Why? Last week saw Nepal celebrate the Hindu festival of Teej.


Teej celebrations out in the open…

The Technical Bit
Teej literally means ‘third’; it occurs the third night after the moonless night of each month. The most important Teej is the one following Shravaana month, which falls in the monsoon season. This is ‘green Teej’ because everything is turned green by the rains (I expect this was named prior to the advent of the motor vehicle and the over-population of Kathmandu, because here, everything is still brown, covered by dust, pollution and general filth) and this is the one the Hindus really celebrate.

Teej is known as a woman’s festival. The reality is that is observed by women dressed in red in support of the wellness of their husbands or future husbands. An extremely male-centric female festival. It involves eating, dancing, singing, fasting, washing and taking offerings to Lord Shiva at the local temple.

The Story
Hindu women pray to Lord Shiva, God of Destruction. So it goes (as I was anecdotally told on a fruitless slog to the viewing tower at Nagrakot) that Shiva returned from places unknown to find that his wife, his goddess, was dead. He was desperate, furious. He did not know what to do. Possibly he lost his mind. He set out naked, taking only his rage with him. He walked and walked. As he walked through the villages he was observed by the women. They were struck, not by him but by his great male appendage; they abandoned their work and set out to follow.

When the priests arrived in the villages they found the women gone. At once they set out to bring them back. Eventually they found them with Shiva, him still naked and them still in thrall. The priests too were furious; they cursed Shiva that his appendage should fall off. And fall off it did.

Shiva retaliated, driven insane by these circumstances. In retaliation, he cursed the women. He cursed that they should never find satisfaction from one man, that they would be insatiable, needing man after man after man and were doomed to be bitches forever.

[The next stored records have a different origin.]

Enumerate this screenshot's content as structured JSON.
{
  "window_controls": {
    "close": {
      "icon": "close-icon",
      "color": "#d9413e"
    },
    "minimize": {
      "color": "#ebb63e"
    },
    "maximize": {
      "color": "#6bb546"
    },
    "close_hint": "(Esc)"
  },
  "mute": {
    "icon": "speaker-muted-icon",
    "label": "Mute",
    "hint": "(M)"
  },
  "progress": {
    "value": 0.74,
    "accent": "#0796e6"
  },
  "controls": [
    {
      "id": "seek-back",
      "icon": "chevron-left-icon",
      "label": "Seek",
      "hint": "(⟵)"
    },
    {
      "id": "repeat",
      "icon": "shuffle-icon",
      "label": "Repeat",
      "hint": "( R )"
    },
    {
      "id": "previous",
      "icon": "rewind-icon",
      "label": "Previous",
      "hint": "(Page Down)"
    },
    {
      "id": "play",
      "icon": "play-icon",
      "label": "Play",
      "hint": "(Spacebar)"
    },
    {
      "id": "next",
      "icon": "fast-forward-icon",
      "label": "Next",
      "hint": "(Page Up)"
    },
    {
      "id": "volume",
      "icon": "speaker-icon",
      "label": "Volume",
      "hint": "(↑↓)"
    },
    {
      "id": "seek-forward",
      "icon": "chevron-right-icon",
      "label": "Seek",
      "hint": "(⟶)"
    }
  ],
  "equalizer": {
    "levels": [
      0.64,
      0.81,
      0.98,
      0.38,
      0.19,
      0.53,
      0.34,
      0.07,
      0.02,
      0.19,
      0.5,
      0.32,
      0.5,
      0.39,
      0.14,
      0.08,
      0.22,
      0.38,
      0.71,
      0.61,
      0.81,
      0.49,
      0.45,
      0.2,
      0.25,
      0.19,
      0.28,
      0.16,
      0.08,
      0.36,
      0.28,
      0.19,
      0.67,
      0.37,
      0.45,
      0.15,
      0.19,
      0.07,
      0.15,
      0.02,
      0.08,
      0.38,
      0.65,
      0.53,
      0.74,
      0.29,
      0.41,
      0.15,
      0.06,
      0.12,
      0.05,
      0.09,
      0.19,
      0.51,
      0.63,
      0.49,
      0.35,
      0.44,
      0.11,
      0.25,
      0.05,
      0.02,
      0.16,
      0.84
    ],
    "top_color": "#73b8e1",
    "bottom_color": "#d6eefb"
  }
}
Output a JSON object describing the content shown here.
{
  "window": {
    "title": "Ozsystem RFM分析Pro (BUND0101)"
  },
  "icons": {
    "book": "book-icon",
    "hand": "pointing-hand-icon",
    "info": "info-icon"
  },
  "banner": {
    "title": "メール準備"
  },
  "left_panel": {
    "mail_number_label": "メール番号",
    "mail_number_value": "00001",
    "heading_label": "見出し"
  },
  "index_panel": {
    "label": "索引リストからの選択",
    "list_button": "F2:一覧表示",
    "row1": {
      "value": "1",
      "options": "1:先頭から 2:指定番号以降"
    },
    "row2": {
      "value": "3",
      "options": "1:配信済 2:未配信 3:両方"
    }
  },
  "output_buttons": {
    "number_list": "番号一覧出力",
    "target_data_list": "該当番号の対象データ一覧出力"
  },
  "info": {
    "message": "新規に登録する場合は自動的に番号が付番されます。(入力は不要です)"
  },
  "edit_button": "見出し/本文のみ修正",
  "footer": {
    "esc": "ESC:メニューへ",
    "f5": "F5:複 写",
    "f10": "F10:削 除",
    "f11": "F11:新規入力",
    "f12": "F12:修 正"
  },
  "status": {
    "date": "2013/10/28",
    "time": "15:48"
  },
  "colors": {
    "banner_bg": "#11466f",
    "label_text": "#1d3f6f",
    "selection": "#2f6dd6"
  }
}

There ends the tale and that is why, thousands of years later, I found myself on a dusty carpet, trying to mimic the moves of the delicate but feisty Nepali girl in front of me. The reality was stiffly swaying hips out of time to scratchy songs of high-pitched voices and great percussions of drums and string, wiggling and knotting my arms and fingers.

Sitting down after the song – to applause of sorts – I avoided looking at Prem or Mummy, cringing from the intimacy forced upon me. While I was thousands of miles from home, this was just like being at any family party and I, emotionally uncomfortable, was unavoidably me.

Many of the women around the room declined to dance, reticent and giggling. The children sporadically threw themselves across the carpet, then threw themselves onto a chair with sudden self-awareness and the men took control, one pocketing the remote for the stereo, claiming DJ position. And later, when the men were cajoled, pleaded, incited to dance, the room was full of disturbing South Asian displays of ‘dad dancing’.

No party would be complete without the spectre of social embarrassment. Getting up to dance for a second time, he followed me. Trying desperately to copy the hand-pumping, spinning example from the beautiful dancing girl, I smashed my armful of plastic Teej bracelets together (thinking that was what I was to do with them). One immediately shattered across the floor and while I was about to shrug, I saw the looks of horror on the faces lining the walls, followed by frantic scurrying to find the pieces. I reddened from the inside, completely Teej-ed.

That was not enough, he would not let me be. The third time, my arms flailing, I hit a woman and a child, in two separate moves.

Time to sit down.

When I finally made my bed, full of rice pudding and daal, I thought of how even with different clothes, beliefs, dress, music, a family party in Nepal and one in England was not so much different. The reason was different (I am not sure I would welcome a man-celebrating festival in the UK) but the humans were the same. The only absence was alcohol. And, while I am a confirmed lover of wine, this could only be a good thing.